I'm going to repeat something I've said in many answers. Hiring is a sales process. You, as an applicant, have something you're trying to sell (yourself: or at least, your ability to perform a job).
The way you accomplish this is by using sales tools: a resume, a job application, a cover letter, references, and (maybe) a portfolio of work - ie a github account. When evaluating how you use these tools, you must focus on the fact that they're tools to facilitate a sales process.
To get to your specific question:
Is it still worth to put examples of my work on github, even if they are not "perfect"?
Practically, in order to make decisions about your github account as a sales tool, we first must ask: what is an employer looking for when they hire a developer? Then, we must ask: Does my github portfolio help show off those qualities? If the answer is yes, include it. If the answer is no, either don't include it, or modify it to better fit that perspective.
I think you gave some hints as to the answers when you said,
I usually do not take a great deal commenting this code and writing unit tests, if I just want to implement a cool algorithm and play around with its variables. Also I am sure there is the occasional dirty hack where a deadline was tight or I just wanted to get the program running asap.
Your github portfolio is showing off quick and dirty problem solving and fluency in certain languages. While those are both positive things to show off, there's a potential gap: as a hiring manager responsible for software development, more importantly than those characteristics, I look for people who write sustainable code. Developers who think about the long term and understand why things like unit tests are a good idea - not just people who do unit tests because they've been told to, or people who don't do them at all. In other words, I'm as interested in the process and approach (ie you did unit tests and commenting appropriately) as I am the end result (you got the right answer for the quick hackathon challenge). Clearly, there are other hiring managers out there in different types of organizations who may have a slightly different perspective on this. It's not clear from your question exactly what type of job you're going after. If you're looking for a more data science focused position, or a position where the software is secondary to the end result, your ability to write code that solves problems may prove more important than your ability to follow rigorous software development processes.

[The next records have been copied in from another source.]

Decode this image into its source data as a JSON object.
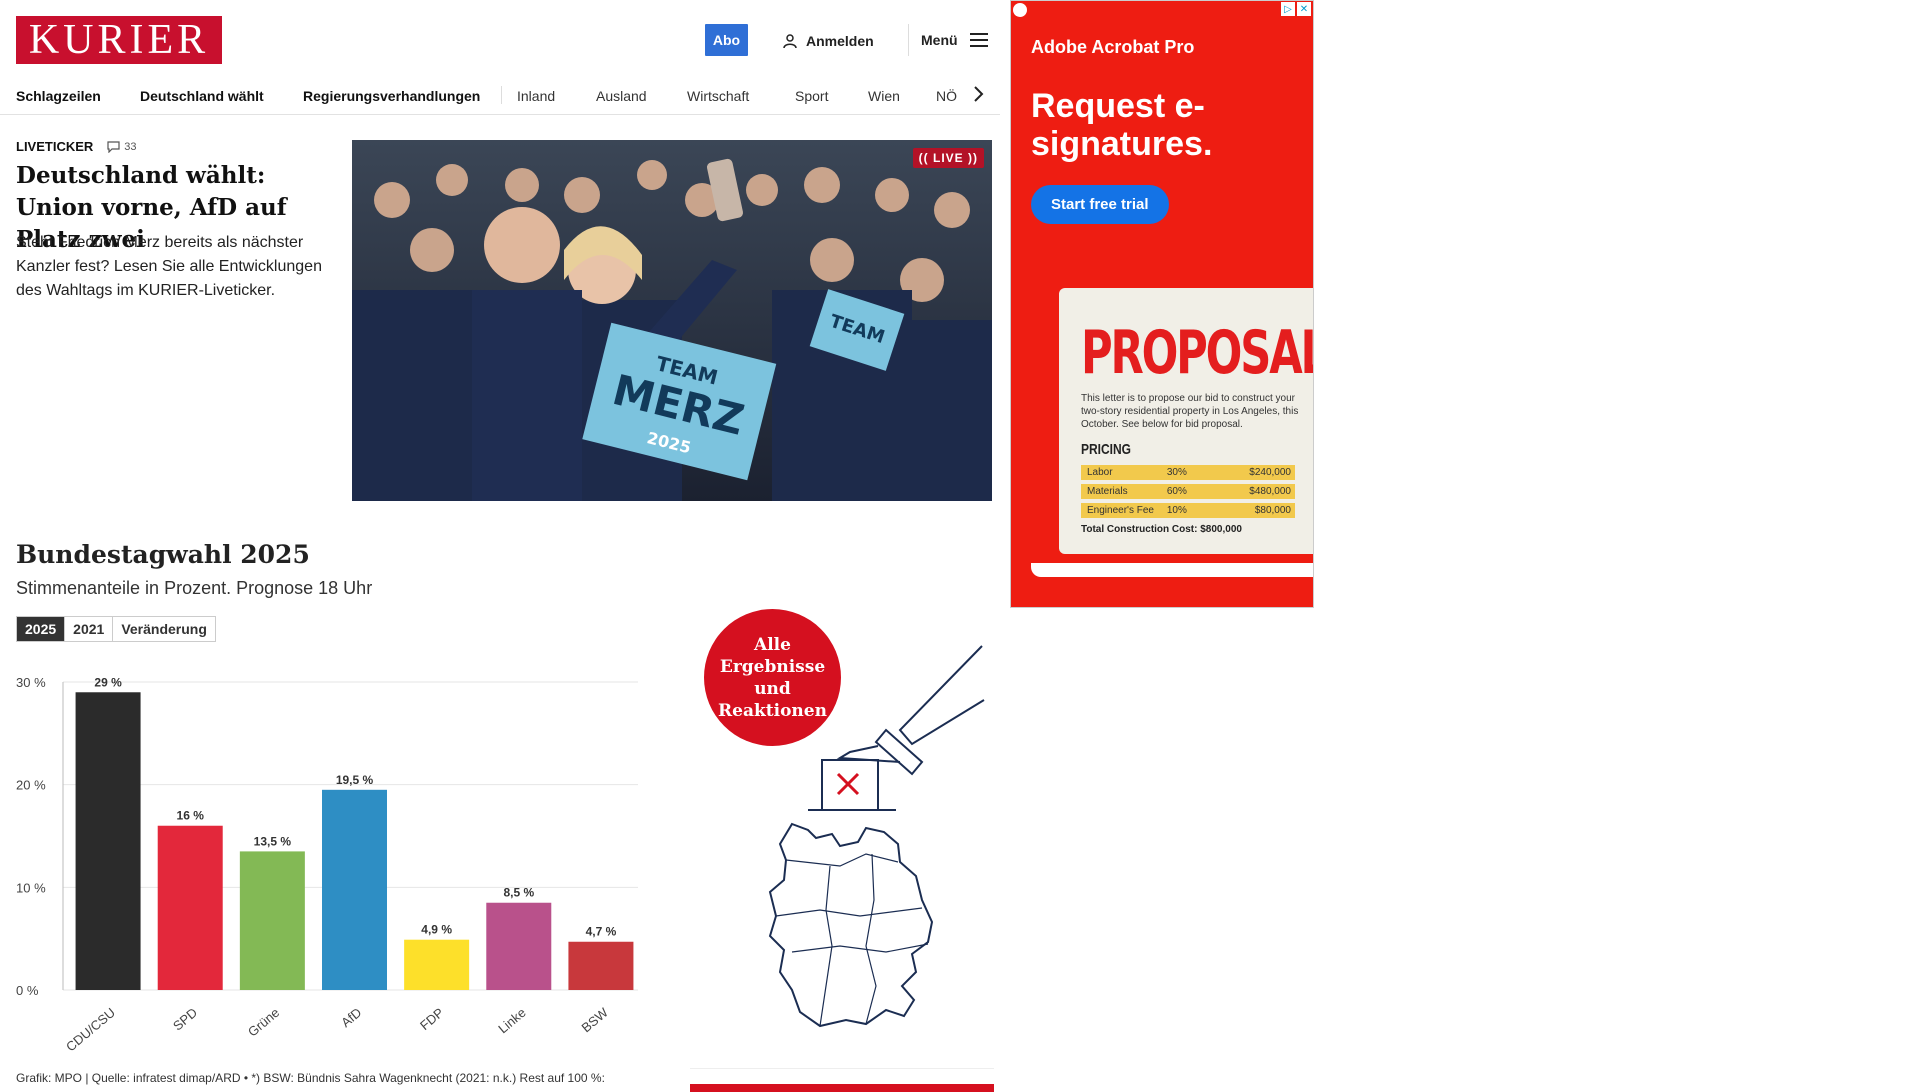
{
  "header": {
    "logo": "KURIER",
    "abo_label": "Abo",
    "login_label": "Anmelden",
    "menu_label": "Menü"
  },
  "nav": {
    "items": [
      "Schlagzeilen",
      "Deutschland wählt",
      "Regierungsverhandlungen",
      "Inland",
      "Ausland",
      "Wirtschaft",
      "Sport",
      "Wien",
      "NÖ"
    ]
  },
  "teaser": {
    "kicker": "LIVETICKER",
    "comment_count": "33",
    "headline": "Deutschland wählt: Union vorne, AfD auf Platz zwei",
    "text": "Steht Friedrich Merz bereits als nächster Kanzler fest? Lesen Sie alle Entwicklungen des Wahltags im KURIER-Liveticker.",
    "live_badge": "LIVE",
    "sign_text": "TEAM MERZ 2025"
  },
  "election": {
    "title": "Bundestagwahl 2025",
    "subtitle": "Stimmenanteile in Prozent. Prognose 18 Uhr",
    "tabs": [
      "2025",
      "2021",
      "Veränderung"
    ],
    "active_tab": "2025",
    "footnote": "Grafik: MPO | Quelle: infratest dimap/ARD • *) BSW: Bündnis Sahra Wagenknecht (2021: n.k.) Rest auf 100 %:",
    "results_button": "Alle Ergebnisse und Reaktionen"
  },
  "chart_data": {
    "type": "bar",
    "categories": [
      "CDU/CSU",
      "SPD",
      "Grüne",
      "AfD",
      "FDP",
      "Linke",
      "BSW"
    ],
    "values": [
      29,
      16,
      13.5,
      19.5,
      4.9,
      8.5,
      4.7
    ],
    "value_labels": [
      "29 %",
      "16 %",
      "13,5 %",
      "19,5 %",
      "4,9 %",
      "8,5 %",
      "4,7 %"
    ],
    "colors": [
      "#2b2b2b",
      "#e3283b",
      "#83b955",
      "#2e8ec4",
      "#fde02a",
      "#b9518b",
      "#c8383c"
    ],
    "yticks": [
      "0 %",
      "10 %",
      "20 %",
      "30 %"
    ],
    "ylim": [
      0,
      30
    ],
    "grid": true
  },
  "ad": {
    "brand": "Adobe Acrobat Pro",
    "headline": "Request e-signatures.",
    "cta": "Start free trial",
    "paper_title": "PROPOSAL",
    "paper_text": "This letter is to propose our bid to construct your two-story residential property in Los Angeles, this October. See below for bid proposal.",
    "pricing_label": "PRICING",
    "pricing_rows": [
      [
        "Labor",
        "30%",
        "$240,000"
      ],
      [
        "Materials",
        "60%",
        "$480,000"
      ],
      [
        "Engineer's Fee",
        "10%",
        "$80,000"
      ]
    ],
    "total": "Total Construction Cost: $800,000"
  },
  "colors": {
    "brand_red": "#c8102e",
    "abo_blue": "#2f6fd6",
    "ad_red": "#ee1d12",
    "ad_blue": "#1473e6"
  }
}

So - back to the sales process - your github portfolio definitely has value, but it may or may not be the most appropriate value for the exact position you're going after. If you have a resume/cover letter/other portfolio that shows how well rounded you are and fills in any gaps in your github, then the github work can safely remain as-is. However, if you don't have a way to show the specific well-rounded picture you need in order to sell yourself, then you're probably going to come off as lopsided (for example: too much focus on rushing to a result versus understanding the value of good process and approach) and you should consider modifying your code examples, or adding new ones (which are clearly emphasized when someone looks at your github account) that show off your ability to write "production level" code.
- Use your sales tools (resume, portfolio, etc) to specifically address what a hiring manager is looking for
- In software development, process is as important as end results. For a more formal, software development-focused position, ONLY showing that you can solve quick and dirty problems may make you appear risky, compared to candidates that can show off a well-rounded understanding of development processes. For a more data science-oriented position, where the development/maintenance of code may be slightly less important than literally getting an answer, this may not apply.
- Think about the specific type of position you're applying for, and what you want to show off about yourself, and then if there are gaps, you need to solve the gaps - regardless of whether or not you include your github account on your application.